Wednesday, January 23, 2008

Cap and Trade Not Enough to Cut Carbon - Goldman Sachs

Okay I'll bite, what's the angle? Cui bono anyone?
From New Values Community:

Capping and trading carbon emissions will not be enough to fight output of the gases blamed for warming the planet, the managing director of Goldman Sachs' US carbon emissions desk said on Thursday. The bank's carbon head Ken Newcombe was emphatic that cap and trade has huge potential in the United States, the world's largest energy consumer. But government research and development budgets should also be boosted to complement cap and trade's potential to spur innovations and investments in carbon-cutting techniques, he said. "I'm not at all convinced from what we've seen internationally that a cap and trade regime and a price on carbon is going to motivate investment in truly transformational technologies," Newcombe said at a carbon policy forum in New York.

Capturing carbon dioxide emissions at coal and natural gas-burning power plants for permanent burial underground is one unproven technology that is expensive, while other technologies, such as cutting vehicles emissions, may also need research funds.

The US Congress is considering several bills that would aim to cut emissions by capping them and creating a market to trade credits representing them,

So far, the center of global climate trade has been based in Europe, which ratified the Kyoto Protocol and set up mandatory emissions trade.

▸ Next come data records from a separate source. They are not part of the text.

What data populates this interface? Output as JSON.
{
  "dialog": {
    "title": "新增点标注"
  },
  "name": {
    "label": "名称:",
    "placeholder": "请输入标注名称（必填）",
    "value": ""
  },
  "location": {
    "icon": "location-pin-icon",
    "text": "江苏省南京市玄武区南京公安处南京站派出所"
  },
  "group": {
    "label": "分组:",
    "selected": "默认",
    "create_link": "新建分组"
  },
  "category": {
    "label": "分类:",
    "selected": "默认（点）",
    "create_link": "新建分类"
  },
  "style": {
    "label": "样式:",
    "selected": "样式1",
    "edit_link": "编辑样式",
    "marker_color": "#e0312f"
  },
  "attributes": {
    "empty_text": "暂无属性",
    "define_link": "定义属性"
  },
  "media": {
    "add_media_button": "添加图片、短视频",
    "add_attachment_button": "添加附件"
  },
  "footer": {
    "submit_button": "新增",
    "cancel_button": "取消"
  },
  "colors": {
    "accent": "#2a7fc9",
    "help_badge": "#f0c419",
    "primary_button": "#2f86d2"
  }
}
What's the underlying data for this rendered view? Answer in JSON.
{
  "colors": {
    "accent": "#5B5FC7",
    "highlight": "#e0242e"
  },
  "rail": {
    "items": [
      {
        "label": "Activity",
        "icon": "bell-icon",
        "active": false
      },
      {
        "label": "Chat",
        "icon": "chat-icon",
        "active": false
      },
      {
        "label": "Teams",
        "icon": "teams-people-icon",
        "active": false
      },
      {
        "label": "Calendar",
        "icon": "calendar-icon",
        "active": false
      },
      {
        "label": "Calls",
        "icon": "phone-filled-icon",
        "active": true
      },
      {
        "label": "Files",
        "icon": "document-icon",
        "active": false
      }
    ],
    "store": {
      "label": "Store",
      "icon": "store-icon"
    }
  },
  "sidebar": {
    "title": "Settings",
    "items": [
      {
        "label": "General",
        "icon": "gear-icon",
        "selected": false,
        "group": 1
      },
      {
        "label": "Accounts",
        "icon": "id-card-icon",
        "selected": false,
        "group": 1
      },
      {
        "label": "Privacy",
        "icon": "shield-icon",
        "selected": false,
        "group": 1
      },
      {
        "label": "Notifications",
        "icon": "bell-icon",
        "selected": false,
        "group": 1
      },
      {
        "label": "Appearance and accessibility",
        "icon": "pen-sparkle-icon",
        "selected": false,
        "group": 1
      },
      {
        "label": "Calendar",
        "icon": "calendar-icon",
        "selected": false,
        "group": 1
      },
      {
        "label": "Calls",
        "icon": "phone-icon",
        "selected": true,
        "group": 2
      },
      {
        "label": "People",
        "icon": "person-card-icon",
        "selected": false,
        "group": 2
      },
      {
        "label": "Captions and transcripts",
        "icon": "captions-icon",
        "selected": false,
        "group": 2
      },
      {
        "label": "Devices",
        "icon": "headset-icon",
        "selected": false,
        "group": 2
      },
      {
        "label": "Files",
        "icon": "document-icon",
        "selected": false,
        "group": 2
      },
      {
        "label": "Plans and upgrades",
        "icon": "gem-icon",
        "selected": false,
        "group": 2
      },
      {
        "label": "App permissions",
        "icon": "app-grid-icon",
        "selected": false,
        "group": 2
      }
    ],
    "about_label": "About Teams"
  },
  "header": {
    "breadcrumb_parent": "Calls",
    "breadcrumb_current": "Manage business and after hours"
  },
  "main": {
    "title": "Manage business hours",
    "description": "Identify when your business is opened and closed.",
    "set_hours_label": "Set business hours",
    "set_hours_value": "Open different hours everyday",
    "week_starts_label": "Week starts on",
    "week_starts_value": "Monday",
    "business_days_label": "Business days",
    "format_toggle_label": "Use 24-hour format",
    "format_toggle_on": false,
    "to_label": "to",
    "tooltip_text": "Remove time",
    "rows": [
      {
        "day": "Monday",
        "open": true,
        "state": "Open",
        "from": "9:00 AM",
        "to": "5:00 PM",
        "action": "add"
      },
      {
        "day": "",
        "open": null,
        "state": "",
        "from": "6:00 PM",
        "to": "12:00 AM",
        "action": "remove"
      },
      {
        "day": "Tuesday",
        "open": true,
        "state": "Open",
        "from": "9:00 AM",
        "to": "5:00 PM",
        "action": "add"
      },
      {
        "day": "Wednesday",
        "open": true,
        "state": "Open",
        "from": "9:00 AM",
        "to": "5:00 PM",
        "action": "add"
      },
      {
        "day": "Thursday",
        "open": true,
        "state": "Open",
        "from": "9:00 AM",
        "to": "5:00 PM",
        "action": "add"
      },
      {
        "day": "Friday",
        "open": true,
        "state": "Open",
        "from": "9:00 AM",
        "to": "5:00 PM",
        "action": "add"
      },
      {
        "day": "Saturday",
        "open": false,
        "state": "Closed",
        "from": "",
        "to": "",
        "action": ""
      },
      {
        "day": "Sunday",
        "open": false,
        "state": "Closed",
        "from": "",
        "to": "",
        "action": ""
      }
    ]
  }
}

Billions of dollars worth of emissions credits have traded hands in Europe, but red tape has also delayed trade in carbon offsets, or investments in emissions reductions in developing countries.

Banks like Goldman Sachs and Credit Suisse have formed New York climate desks ahead of US regulations, in part because the country could be a big buyer of global credits if world carbon markets eventually link up.

"A remarkable transformation is about to take place," said Newcombe. "The US, which is not significant in the global carbon market today at all, (and engages in) purely voluntary trade...will become not only a major player in its own right, but potentially a major source of demand in the Kyoto-based markets," he said....MORE